_Exercise goal_. Please repeat the entries word for word and keep the images out.

_Record set_.
* * * *

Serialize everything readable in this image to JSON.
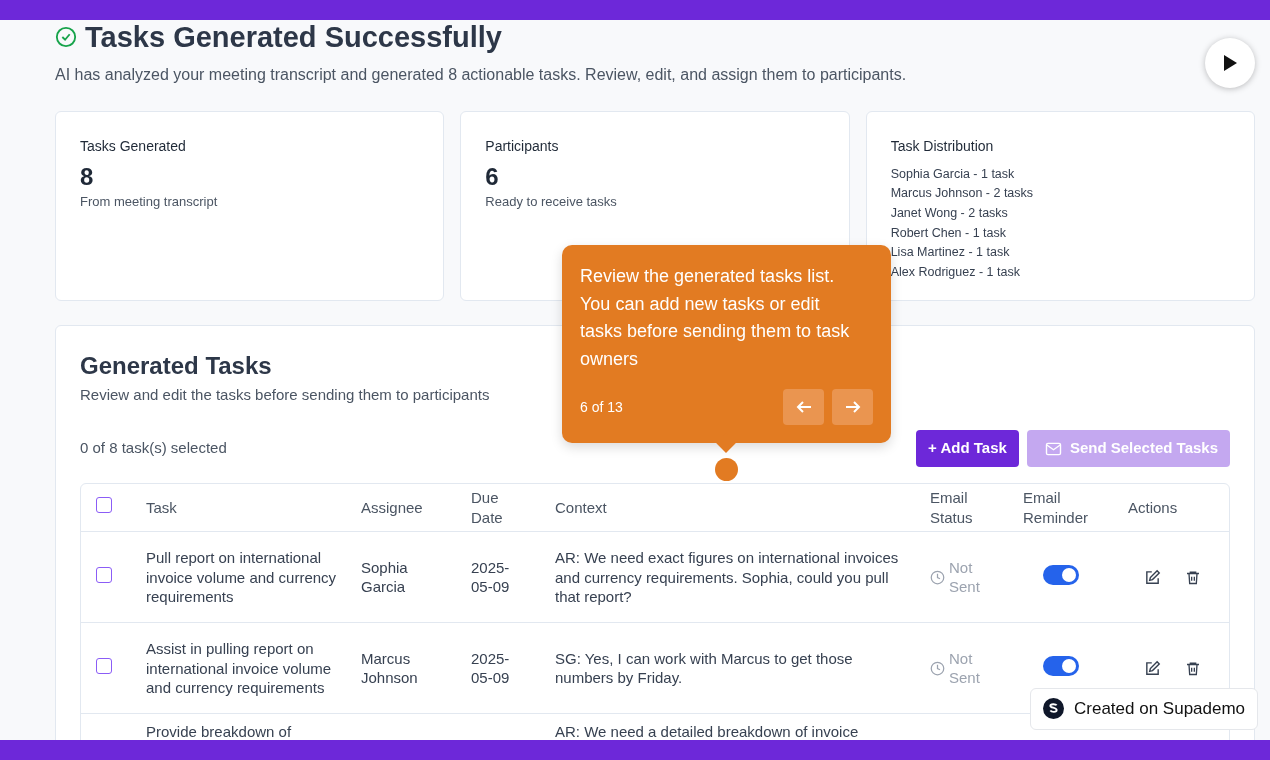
{
  "header": {
    "title": "Tasks Generated Successfully",
    "subtitle": "AI has analyzed your meeting transcript and generated 8 actionable tasks. Review, edit, and assign them to participants."
  },
  "stats": [
    {
      "kind": "number",
      "label": "Tasks Generated",
      "value": "8",
      "caption": "From meeting transcript"
    },
    {
      "kind": "number",
      "label": "Participants",
      "value": "6",
      "caption": "Ready to receive tasks"
    },
    {
      "kind": "list",
      "label": "Task Distribution",
      "items": [
        "Sophia Garcia - 1 task",
        "Marcus Johnson - 2 tasks",
        "Janet Wong - 2 tasks",
        "Robert Chen - 1 task",
        "Lisa Martinez - 1 task",
        "Alex Rodriguez - 1 task"
      ]
    }
  ],
  "tasks_panel": {
    "title": "Generated Tasks",
    "subtitle": "Review and edit the tasks before sending them to participants",
    "selection_count": "0 of 8 task(s) selected",
    "buttons": [
      {
        "kind": "add",
        "label": "+ Add Task",
        "disabled": false
      },
      {
        "kind": "send",
        "label": "Send Selected Tasks",
        "disabled": true
      }
    ],
    "table": {
      "select_all_checked": false,
      "columns": [
        "Task",
        "Assignee",
        "Due Date",
        "Context",
        "Email Status",
        "Email Reminder",
        "Actions"
      ],
      "rows": [
        {
          "checked": false,
          "task": "Pull report on international invoice volume and currency requirements",
          "assignee": "Sophia Garcia",
          "due": "2025-05-09",
          "context": "AR: We need exact figures on international invoices and currency requirements. Sophia, could you pull that report?",
          "email_status": "Not Sent",
          "reminder_on": true
        },
        {
          "checked": false,
          "task": "Assist in pulling report on international invoice volume and currency requirements",
          "assignee": "Marcus Johnson",
          "due": "2025-05-09",
          "context": "SG: Yes, I can work with Marcus to get those numbers by Friday.",
          "email_status": "Not Sent",
          "reminder_on": true
        },
        {
          "task": "Provide breakdown of",
          "context": "AR: We need a detailed breakdown of invoice"
        }
      ]
    }
  },
  "tour_tooltip": {
    "text": "Review the generated tasks list. You can add new tasks or edit tasks before sending them to task owners",
    "step": "6 of 13"
  },
  "badge": {
    "text": "Created on Supademo"
  }
}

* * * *

_Solution below_.
Serialize everything readable in this image to JSON.
{
  "header": {
    "title": "Tasks Generated Successfully",
    "subtitle": "AI has analyzed your meeting transcript and generated 8 actionable tasks. Review, edit, and assign them to participants."
  },
  "stats": [
    {
      "kind": "number",
      "label": "Tasks Generated",
      "value": "8",
      "caption": "From meeting transcript"
    },
    {
      "kind": "number",
      "label": "Participants",
      "value": "6",
      "caption": "Ready to receive tasks"
    },
    {
      "kind": "list",
      "label": "Task Distribution",
      "items": [
        "Sophia Garcia - 1 task",
        "Marcus Johnson - 2 tasks",
        "Janet Wong - 2 tasks",
        "Robert Chen - 1 task",
        "Lisa Martinez - 1 task",
        "Alex Rodriguez - 1 task"
      ]
    }
  ],
  "tasks_panel": {
    "title": "Generated Tasks",
    "subtitle": "Review and edit the tasks before sending them to participants",
    "selection_count": "0 of 8 task(s) selected",
    "buttons": [
      {
        "kind": "add",
        "label": "+ Add Task",
        "disabled": false
      },
      {
        "kind": "send",
        "label": "Send Selected Tasks",
        "disabled": true
      }
    ],
    "table": {
      "select_all_checked": false,
      "columns": [
        "Task",
        "Assignee",
        "Due Date",
        "Context",
        "Email Status",
        "Email Reminder",
        "Actions"
      ],
      "rows": [
        {
          "checked": false,
          "task": "Pull report on international invoice volume and currency requirements",
          "assignee": "Sophia Garcia",
          "due": "2025-05-09",
          "context": "AR: We need exact figures on international invoices and currency requirements. Sophia, could you pull that report?",
          "email_status": "Not Sent",
          "reminder_on": true
        },
        {
          "checked": false,
          "task": "Assist in pulling report on international invoice volume and currency requirements",
          "assignee": "Marcus Johnson",
          "due": "2025-05-09",
          "context": "SG: Yes, I can work with Marcus to get those numbers by Friday.",
          "email_status": "Not Sent",
          "reminder_on": true
        },
        {
          "task": "Provide breakdown of",
          "context": "AR: We need a detailed breakdown of invoice"
        }
      ]
    }
  },
  "tour_tooltip": {
    "text": "Review the generated tasks list. You can add new tasks or edit tasks before sending them to task owners",
    "step": "6 of 13"
  },
  "badge": {
    "text": "Created on Supademo"
  }
}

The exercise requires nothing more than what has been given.